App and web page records
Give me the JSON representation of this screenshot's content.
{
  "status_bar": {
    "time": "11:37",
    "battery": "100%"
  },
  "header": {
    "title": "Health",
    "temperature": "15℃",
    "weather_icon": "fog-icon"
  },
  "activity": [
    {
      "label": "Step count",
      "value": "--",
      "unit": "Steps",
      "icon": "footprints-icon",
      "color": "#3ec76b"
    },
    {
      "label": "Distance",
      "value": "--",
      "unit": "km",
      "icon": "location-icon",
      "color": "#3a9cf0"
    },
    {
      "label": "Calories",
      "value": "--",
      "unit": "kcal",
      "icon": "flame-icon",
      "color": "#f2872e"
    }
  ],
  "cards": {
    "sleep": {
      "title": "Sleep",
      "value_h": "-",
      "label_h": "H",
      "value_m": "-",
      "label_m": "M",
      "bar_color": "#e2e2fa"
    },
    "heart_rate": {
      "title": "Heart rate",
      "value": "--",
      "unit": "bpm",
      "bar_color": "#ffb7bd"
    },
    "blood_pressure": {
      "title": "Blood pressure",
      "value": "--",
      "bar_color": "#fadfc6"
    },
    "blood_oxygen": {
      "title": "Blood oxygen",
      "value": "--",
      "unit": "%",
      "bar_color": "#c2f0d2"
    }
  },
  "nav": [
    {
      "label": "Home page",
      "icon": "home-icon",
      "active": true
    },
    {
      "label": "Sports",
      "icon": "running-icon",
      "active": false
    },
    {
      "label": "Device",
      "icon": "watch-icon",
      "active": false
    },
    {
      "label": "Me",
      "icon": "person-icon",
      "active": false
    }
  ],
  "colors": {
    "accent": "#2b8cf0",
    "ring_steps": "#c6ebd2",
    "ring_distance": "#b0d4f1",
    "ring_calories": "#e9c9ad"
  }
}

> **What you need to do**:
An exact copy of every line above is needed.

> **Written reply**:
Give me the JSON representation of this screenshot's content.
{
  "status_bar": {
    "time": "11:37",
    "battery": "100%"
  },
  "header": {
    "title": "Health",
    "temperature": "15℃",
    "weather_icon": "fog-icon"
  },
  "activity": [
    {
      "label": "Step count",
      "value": "--",
      "unit": "Steps",
      "icon": "footprints-icon",
      "color": "#3ec76b"
    },
    {
      "label": "Distance",
      "value": "--",
      "unit": "km",
      "icon": "location-icon",
      "color": "#3a9cf0"
    },
    {
      "label": "Calories",
      "value": "--",
      "unit": "kcal",
      "icon": "flame-icon",
      "color": "#f2872e"
    }
  ],
  "cards": {
    "sleep": {
      "title": "Sleep",
      "value_h": "-",
      "label_h": "H",
      "value_m": "-",
      "label_m": "M",
      "bar_color": "#e2e2fa"
    },
    "heart_rate": {
      "title": "Heart rate",
      "value": "--",
      "unit": "bpm",
      "bar_color": "#ffb7bd"
    },
    "blood_pressure": {
      "title": "Blood pressure",
      "value": "--",
      "bar_color": "#fadfc6"
    },
    "blood_oxygen": {
      "title": "Blood oxygen",
      "value": "--",
      "unit": "%",
      "bar_color": "#c2f0d2"
    }
  },
  "nav": [
    {
      "label": "Home page",
      "icon": "home-icon",
      "active": true
    },
    {
      "label": "Sports",
      "icon": "running-icon",
      "active": false
    },
    {
      "label": "Device",
      "icon": "watch-icon",
      "active": false
    },
    {
      "label": "Me",
      "icon": "person-icon",
      "active": false
    }
  ],
  "colors": {
    "accent": "#2b8cf0",
    "ring_steps": "#c6ebd2",
    "ring_distance": "#b0d4f1",
    "ring_calories": "#e9c9ad"
  }
}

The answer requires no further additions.